In vitro screening of biological control agents on Lasiodiplodia theobromae of mango

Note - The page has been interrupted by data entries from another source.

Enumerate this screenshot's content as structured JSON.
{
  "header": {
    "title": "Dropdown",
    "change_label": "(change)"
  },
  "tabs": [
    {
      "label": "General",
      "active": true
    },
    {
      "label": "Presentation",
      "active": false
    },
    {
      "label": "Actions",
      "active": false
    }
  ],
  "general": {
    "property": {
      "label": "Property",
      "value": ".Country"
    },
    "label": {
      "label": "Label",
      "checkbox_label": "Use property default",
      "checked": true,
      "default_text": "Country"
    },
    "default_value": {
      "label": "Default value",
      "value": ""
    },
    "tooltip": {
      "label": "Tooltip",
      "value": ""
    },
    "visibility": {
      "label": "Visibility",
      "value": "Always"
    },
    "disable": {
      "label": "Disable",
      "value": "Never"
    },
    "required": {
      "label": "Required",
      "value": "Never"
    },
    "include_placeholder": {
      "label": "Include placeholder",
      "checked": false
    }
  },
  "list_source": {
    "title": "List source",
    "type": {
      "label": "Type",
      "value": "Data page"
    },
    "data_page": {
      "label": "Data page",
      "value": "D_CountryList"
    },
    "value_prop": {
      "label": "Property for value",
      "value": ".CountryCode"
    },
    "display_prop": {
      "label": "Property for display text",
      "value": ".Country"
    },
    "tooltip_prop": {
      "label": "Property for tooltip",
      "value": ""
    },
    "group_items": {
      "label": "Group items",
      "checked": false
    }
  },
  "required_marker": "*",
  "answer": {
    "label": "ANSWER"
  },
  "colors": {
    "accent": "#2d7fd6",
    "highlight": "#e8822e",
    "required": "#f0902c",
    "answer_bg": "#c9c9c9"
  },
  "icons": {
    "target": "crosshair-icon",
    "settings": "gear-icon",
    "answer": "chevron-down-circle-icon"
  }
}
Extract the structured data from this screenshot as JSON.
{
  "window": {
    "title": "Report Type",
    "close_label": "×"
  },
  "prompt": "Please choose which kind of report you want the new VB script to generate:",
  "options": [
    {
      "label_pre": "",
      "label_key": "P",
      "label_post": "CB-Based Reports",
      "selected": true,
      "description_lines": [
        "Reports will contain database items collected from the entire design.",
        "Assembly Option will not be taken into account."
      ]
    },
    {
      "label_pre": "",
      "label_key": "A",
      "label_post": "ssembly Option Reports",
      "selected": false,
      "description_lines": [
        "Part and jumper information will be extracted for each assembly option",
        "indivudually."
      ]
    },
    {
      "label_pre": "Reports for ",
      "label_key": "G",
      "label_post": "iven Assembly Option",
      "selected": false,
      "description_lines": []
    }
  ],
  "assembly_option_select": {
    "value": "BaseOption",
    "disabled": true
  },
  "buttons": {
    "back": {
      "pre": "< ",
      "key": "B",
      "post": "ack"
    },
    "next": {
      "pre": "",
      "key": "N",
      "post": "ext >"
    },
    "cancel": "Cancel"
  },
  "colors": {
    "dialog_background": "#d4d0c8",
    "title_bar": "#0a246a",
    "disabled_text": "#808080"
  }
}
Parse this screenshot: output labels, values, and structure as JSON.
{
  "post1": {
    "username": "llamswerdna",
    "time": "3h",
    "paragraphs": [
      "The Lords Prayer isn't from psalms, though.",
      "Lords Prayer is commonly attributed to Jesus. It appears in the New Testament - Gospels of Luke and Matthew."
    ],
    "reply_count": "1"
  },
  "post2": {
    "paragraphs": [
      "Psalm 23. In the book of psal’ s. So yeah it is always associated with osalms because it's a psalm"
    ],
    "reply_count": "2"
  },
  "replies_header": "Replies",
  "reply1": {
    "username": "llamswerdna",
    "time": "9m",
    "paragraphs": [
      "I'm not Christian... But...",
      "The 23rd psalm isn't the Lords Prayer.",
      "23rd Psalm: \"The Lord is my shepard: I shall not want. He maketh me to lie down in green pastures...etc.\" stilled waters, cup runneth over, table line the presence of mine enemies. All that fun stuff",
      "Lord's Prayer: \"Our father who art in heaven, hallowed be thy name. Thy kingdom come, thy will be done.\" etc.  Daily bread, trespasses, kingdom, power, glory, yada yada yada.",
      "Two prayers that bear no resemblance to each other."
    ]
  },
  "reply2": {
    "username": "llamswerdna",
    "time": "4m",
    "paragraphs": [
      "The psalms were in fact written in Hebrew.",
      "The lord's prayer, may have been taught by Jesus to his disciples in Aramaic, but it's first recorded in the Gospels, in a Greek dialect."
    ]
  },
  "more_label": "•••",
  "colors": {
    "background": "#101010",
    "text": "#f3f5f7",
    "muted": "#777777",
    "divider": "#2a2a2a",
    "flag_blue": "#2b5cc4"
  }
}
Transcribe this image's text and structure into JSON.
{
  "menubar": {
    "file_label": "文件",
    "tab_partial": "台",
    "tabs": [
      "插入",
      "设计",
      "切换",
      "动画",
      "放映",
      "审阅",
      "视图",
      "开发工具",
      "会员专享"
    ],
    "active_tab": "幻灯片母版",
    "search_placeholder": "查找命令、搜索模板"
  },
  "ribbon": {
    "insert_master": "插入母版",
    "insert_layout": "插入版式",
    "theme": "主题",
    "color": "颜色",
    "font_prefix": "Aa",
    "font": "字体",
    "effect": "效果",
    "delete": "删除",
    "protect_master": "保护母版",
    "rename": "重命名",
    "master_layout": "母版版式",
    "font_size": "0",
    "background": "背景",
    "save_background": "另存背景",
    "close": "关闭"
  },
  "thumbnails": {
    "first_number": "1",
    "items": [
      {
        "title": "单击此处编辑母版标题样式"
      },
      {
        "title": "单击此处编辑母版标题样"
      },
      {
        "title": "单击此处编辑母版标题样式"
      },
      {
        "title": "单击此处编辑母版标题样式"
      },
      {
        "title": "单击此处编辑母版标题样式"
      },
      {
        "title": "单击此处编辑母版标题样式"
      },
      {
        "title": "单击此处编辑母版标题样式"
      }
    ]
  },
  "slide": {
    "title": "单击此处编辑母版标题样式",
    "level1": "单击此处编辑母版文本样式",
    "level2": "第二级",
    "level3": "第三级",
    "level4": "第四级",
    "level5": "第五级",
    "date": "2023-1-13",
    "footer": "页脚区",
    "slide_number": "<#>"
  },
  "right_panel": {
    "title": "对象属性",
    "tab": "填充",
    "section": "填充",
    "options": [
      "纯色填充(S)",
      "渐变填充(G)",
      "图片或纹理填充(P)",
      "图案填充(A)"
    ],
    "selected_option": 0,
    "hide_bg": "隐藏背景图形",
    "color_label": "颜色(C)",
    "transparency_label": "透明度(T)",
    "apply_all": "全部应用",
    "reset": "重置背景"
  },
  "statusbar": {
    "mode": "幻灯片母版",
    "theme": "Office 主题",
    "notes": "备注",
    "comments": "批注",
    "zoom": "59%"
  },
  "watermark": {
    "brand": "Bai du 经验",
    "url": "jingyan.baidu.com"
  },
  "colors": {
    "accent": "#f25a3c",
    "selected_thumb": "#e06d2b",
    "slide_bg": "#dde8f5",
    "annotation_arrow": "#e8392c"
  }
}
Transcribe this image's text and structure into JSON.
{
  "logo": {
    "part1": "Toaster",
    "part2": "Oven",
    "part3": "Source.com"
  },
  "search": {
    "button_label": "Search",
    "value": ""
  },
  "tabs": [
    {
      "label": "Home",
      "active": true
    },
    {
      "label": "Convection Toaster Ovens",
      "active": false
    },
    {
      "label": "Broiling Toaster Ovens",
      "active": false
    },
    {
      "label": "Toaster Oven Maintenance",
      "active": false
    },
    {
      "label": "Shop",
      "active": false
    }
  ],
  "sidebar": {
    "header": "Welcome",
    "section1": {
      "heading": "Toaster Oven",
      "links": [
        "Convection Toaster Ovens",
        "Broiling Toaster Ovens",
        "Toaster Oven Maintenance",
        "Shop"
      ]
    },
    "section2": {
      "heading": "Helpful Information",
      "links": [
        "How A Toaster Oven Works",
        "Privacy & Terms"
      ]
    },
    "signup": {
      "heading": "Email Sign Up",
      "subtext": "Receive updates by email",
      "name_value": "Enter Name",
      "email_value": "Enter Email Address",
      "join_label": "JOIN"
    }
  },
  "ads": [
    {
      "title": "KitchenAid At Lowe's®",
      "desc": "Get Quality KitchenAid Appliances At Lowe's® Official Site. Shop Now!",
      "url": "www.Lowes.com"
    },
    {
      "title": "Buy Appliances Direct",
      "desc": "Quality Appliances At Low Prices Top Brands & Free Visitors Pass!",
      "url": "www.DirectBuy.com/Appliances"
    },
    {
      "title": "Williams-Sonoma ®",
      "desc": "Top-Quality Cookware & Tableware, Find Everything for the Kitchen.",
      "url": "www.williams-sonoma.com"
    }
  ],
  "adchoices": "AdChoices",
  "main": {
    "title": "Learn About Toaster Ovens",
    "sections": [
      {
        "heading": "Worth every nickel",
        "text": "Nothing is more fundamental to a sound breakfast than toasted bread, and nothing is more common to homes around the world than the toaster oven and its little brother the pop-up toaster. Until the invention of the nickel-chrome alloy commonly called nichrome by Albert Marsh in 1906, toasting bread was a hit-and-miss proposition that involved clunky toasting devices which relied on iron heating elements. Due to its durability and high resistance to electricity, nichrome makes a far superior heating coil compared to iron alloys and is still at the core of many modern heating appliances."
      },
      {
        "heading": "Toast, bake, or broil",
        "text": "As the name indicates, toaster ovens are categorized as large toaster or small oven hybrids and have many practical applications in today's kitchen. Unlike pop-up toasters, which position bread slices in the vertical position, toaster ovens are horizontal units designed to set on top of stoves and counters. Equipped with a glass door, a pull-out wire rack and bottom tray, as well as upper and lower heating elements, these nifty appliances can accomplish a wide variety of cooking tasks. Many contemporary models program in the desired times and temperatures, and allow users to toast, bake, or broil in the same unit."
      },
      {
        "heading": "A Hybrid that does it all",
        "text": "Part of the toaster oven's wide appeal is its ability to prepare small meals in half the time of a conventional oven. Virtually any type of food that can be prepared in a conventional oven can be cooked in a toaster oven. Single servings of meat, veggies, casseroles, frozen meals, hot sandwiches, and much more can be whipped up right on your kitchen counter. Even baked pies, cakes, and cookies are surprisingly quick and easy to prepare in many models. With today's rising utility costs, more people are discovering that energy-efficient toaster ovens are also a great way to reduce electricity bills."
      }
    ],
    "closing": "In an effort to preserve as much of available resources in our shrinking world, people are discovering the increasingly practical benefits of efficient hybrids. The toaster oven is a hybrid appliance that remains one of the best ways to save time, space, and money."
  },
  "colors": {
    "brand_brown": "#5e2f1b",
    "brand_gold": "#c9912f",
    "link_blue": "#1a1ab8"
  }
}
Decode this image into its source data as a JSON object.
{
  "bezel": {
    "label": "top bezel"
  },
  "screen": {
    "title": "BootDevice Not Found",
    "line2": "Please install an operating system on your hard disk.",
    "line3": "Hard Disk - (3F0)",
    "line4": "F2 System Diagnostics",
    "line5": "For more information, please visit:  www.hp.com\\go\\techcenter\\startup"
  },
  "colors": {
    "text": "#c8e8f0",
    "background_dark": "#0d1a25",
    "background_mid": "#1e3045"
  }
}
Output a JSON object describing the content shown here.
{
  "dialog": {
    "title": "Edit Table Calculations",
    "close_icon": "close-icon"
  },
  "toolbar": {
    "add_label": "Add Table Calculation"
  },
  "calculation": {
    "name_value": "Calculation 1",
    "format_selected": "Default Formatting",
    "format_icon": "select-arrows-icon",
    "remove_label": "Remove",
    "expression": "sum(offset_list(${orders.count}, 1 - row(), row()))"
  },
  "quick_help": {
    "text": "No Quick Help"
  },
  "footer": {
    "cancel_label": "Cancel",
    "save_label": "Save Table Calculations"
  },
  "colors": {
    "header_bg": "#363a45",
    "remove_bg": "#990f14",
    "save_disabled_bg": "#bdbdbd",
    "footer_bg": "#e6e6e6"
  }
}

Stem end rot of mango, caused by Lasiodiplodia theobromae, is a severe pathogen of the mango worldwide. Lasiodiplodia theobromae is ranked second to Colletotrichum gloeosporioides in postharvest diseases. Therefore, controlling its effects on the postharvest disorders of mango is a priority. The use of microorganisms as biological control agents is favoured over synthetic fungicides that leave toxic residues on the fruits and are environmental pollutants. This study evaluated the use of yeast and Bacillus species as potential biological control agents for the control of L. theobromae in vitro. The biological control agents were isolated from different fruits and plant parts and tested for their efficacy in inhibiting the growth of L. theobromae mycelia in vitro. A total of 45 yeast and 18 Bacillus isolates were isolated from avocado leaves and peels of mango, avocado, and apples for screening against L. theobromae on potato dextrose agar at 28°C in vitro. Nine of the 45 yeast isolates tested in primary and secondary screening inhibited the mycelial growth of L. theobromae by more than 50%, with isolate Pl21 showing 64.58% mycelial growth inhibition. Four Bacillus isolates (Bsc11, Bcs16, Bcs17 and Bcs18) of the 18 tested in primary and secondary screening inhibited the mycelial growth of L. theobromae by more than 50%; isolate Bcs17 exhibited 69.16% mycelial growth inhibition. In general, the results suggested that the Bacillus isolates more effectively controlled L. theobromae than yeast isolates, although they were all ranked similarly in inhibition efficacy.
Kombora, N.C. and Mbili, N.C. (2022). In vitro screening of biological control agents on Lasiodiplodia theobromae of mango. Acta Hortic. 1349, 163-170
biocontrol agents, inhibition, mango, postharvest